Nearly 10 Airmen from the 50th Space Communications Squadron continued to hone their cyber-attack defense skills during Capture the Flag events hosted by 92nd Space Operations Squadron.
The exercise began March 25 and will continue as long as COVID-19 transmission prevention keeps Airmen practicing physical distancing guidelines.
The CTF exercise, which provides training events held by various information security companies around the world, currently has more than 20 squadrons and nearly 250 operators participating to expand cybersecurity and stay current on cyber threats.
“When we do these events, it helps us fine-tune those skills so we don’t forget them,” said Tech. Sgt. Raymond Evans, 50th SCS cyber warfare operator. “It brings new skills to the table because the cyber terrain is constantly changing; there is always a newer operating system version, applications, and hardware every year, and, in some environments, every month.”
The 50th SCS secured an invite to participate through Ezra Ortiz, 50th SCS cyber operations director, who previously worked with the 567th Cyberspace Operations Group.
“The target group is the 567th, but beyond that it becomes a word-of-mouth type event and squadrons can bring guests along,” said 1st Lt. Robert Wilson, 92nd COS chief of training at Joint Base San Antonio-Lackland, Texas. “[Ortiz] is still in touch with a lot of folks over here. Then a lieutenant got in touch with us about our hunt event and we included [50th SCS] on the invite.”

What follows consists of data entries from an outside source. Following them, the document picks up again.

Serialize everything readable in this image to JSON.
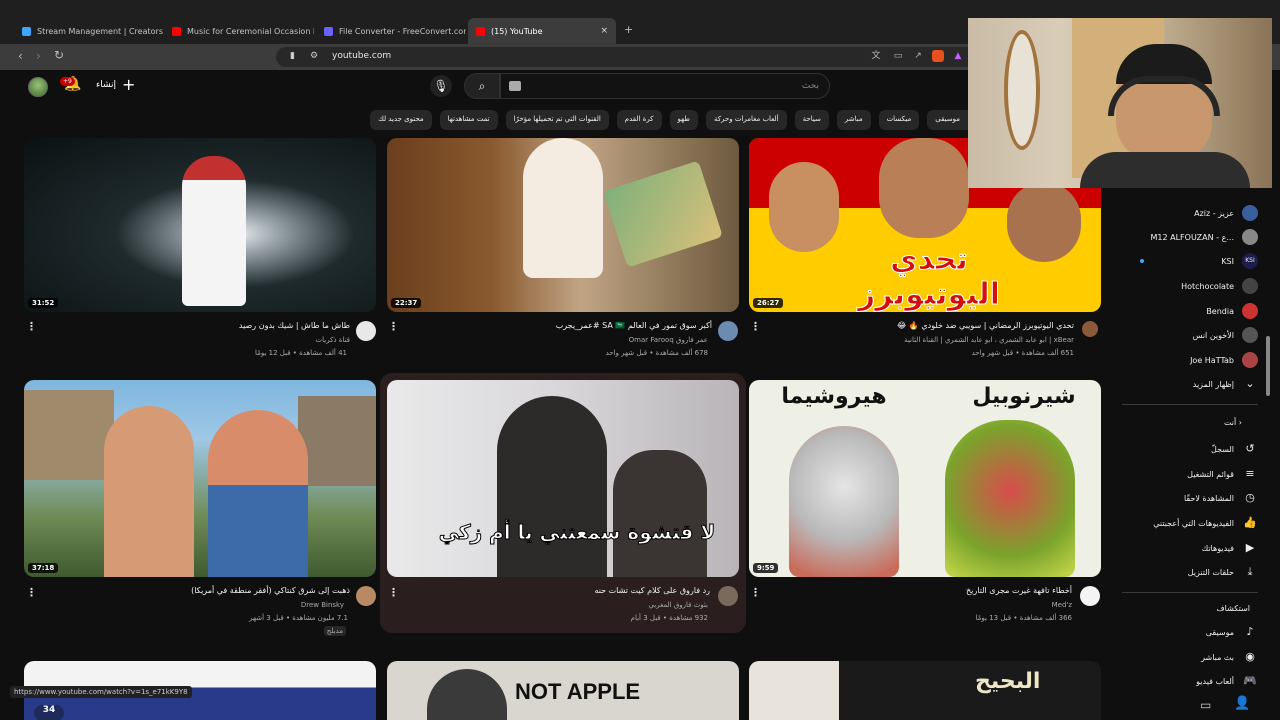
{
  "browser": {
    "tabs": [
      {
        "title": "Stream Management | Creators",
        "color": "#3ea6ff"
      },
      {
        "title": "Music for Ceremonial Occasion Roya",
        "color": "#ff0000"
      },
      {
        "title": "File Converter - FreeConvert.com",
        "color": "#6c63ff"
      },
      {
        "title": "(15) YouTube",
        "color": "#ff0000"
      }
    ],
    "active_tab_close": "×",
    "new_tab": "+",
    "url": "youtube.com",
    "status_url": "https://www.youtube.com/watch?v=1s_e71kK9Y8"
  },
  "header": {
    "notifications_badge": "+9",
    "create_label": "إنشاء",
    "search_placeholder": "بحث"
  },
  "chips": [
    "موسيقى",
    "ميكسات",
    "مباشر",
    "سياحة",
    "ألعاب مغامرات وحركة",
    "طهو",
    "كرة القدم",
    "القنوات التي تم تحميلها مؤخرًا",
    "تمت مشاهدتها",
    "محتوى جديد لك"
  ],
  "chip_edge": "ت",
  "videos": [
    {
      "title": "طاش ما طاش | شيك بدون رصيد",
      "channel": "قناة ذكريات",
      "meta": "41 ألف مشاهدة • قبل 12 يومًا",
      "duration": "31:52"
    },
    {
      "title": "أكبر سوق تمور في العالم SA 🇸🇦 #عمر_يجرب",
      "channel": "عمر فاروق Omar Farooq",
      "meta": "678 ألف مشاهدة • قبل شهر واحد",
      "duration": "22:37"
    },
    {
      "title": "تحدي اليوتيوبرز الرمضاني | سويبي ضد خلودي 🔥 😂",
      "channel": "xBear | ابو عابد الشمري",
      "channel2": "ابو عابد الشمري | القناة الثانية",
      "meta": "651 ألف مشاهدة • قبل شهر واحد",
      "duration": "26:27"
    },
    {
      "title": "ذهبت إلى شرق كنتاكي (أفقر منطقة في أمريكا)",
      "channel": "Drew Binsky",
      "meta": "7.1 مليون مشاهدة • قبل 3 أشهر",
      "extra": "مدبلج",
      "duration": "37:18"
    },
    {
      "title": "رد فاروق على كلام كيت تشات حنه",
      "channel": "بثوث فاروق المغربي",
      "meta": "932 مشاهدة • قبل 3 أيام",
      "duration": ""
    },
    {
      "title": "أخطاء تافهة غيرت مجرى التاريخ",
      "channel": "Med'z",
      "meta": "366 ألف مشاهدة • قبل 13 يومًا",
      "duration": "9:59"
    }
  ],
  "thumb_text": {
    "v2_overlay": "تحدي اليوتيوبرز",
    "v5_overlay": "لا قتشوة سمعتني يا أم زكي",
    "v6_left": "هيروشيما",
    "v6_right": "شيرنوبيل",
    "row3_mid": "NOT APPLE",
    "row3_right": "البحيح",
    "row3_left_badge": "34"
  },
  "sidebar": {
    "subs": [
      {
        "name": "Aziz - عزيز",
        "color": "#3a5f9e"
      },
      {
        "name": "M12 ALFOUZAN - ع...",
        "color": "#888888"
      },
      {
        "name": "KSI",
        "color": "#1d1d4d"
      },
      {
        "name": "Hotchocolate",
        "color": "#444444"
      },
      {
        "name": "Bendia",
        "color": "#cc3333"
      },
      {
        "name": "الأخوين انس",
        "color": "#555555"
      },
      {
        "name": "Joe HaTTab",
        "color": "#aa4444"
      }
    ],
    "show_more": "إظهار المزيد",
    "you_header": "أنت",
    "you_items": [
      "السجلّ",
      "قوائم التشغيل",
      "المشاهدة لاحقًا",
      "الفيديوهات التي أعجبتني",
      "فيديوهاتك",
      "حلقات التنزيل"
    ],
    "explore_header": "استكشاف",
    "explore_items": [
      "موسيقى",
      "بث مباشر",
      "ألعاب فيديو"
    ]
  }
}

Normally, the 567th COG hosts a ‘hunt’ exercise every two months to keep their operators sharp.
The hunt involves teams of cyber defenders identifying “adversary activities” on friendly networks. If they notice such behavior or recognize a potentially compromised network, they find the threat and stop the activity.

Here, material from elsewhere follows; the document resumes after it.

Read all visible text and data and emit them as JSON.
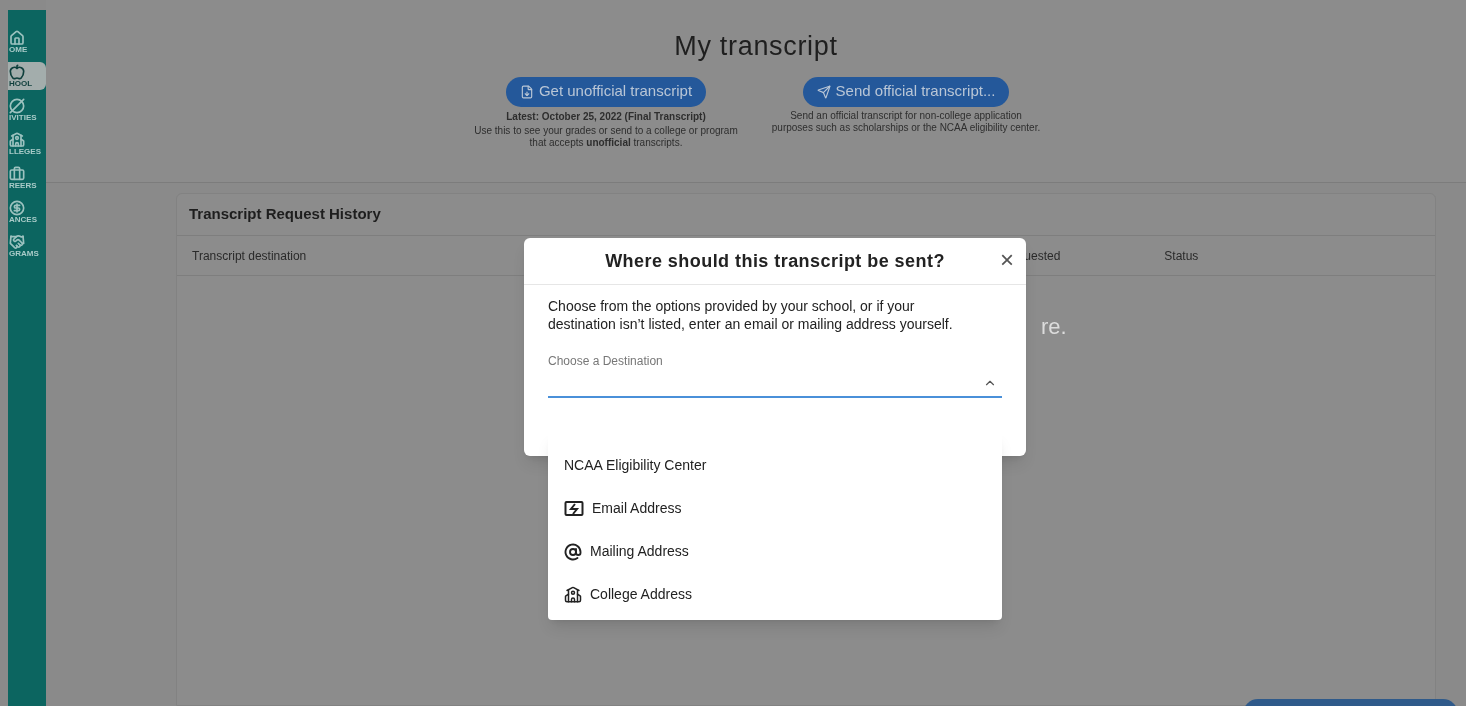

Once 567th COG learned COVID-19 delayed their hunt events, the group compiled training for CTF, which took nearly a week and a half to create.
“It’s important because the longer they’re stuck at home and not running usual training events, the harder it is to stay fresh and in the groove,” Wilson said. “We have opportunities like this where we can set up a competition with a wide selection of different challenges. It provides an opportunity for our operators to stretch their muscles and also try things they might not be [able to elsewhere].”
The CTF exercise provides “a Jeopardy-style” training for Airmen with nearly 200 training options where participants use communication, teamwork and individual skills to complete the mission.
“We have several [trainings] that are host-based analysis on Unix and Windows systems where you’ll either log in to a system and look for evidence that a bad guy’s been there or you’ll get logs from a Windows system and identify what the bad guy did when he was there,” Wilson said. “What’s good is this can be used after [COVID-19]. We can use these [trainings] for mission training and incorporate those once we [return to base].”
Through their first three weeks of participation, 50th SCS made its mark. The squadron placed two of its teams in the top 10, March 26-27.
“Without this kind of practice and training, in the future, if something big was to happen, we would need to marry automation and AI-driven technologies with skilled operators who can respond quickly in a timely manner and be lethal on the keyboard as well,” Evans said. “Learning how to operate as a team can make or break an organization.”
Evans discovered throughout his career that his pursuit of knowledge afforded him several opportunities. It allowed Evans to defend Air Force networks and to complete road missions.
“CTF brings a drive to want to do this more,” Evans said. “In the cyber protection realm, those who did CTFs [developed] a greater drive to want to be better at their jobs because we wanted to outdo one another. It’s important for us to develop our [tactics, techniques and procedures] to document them. We need those to be replicated no matter who’s behind the computer.”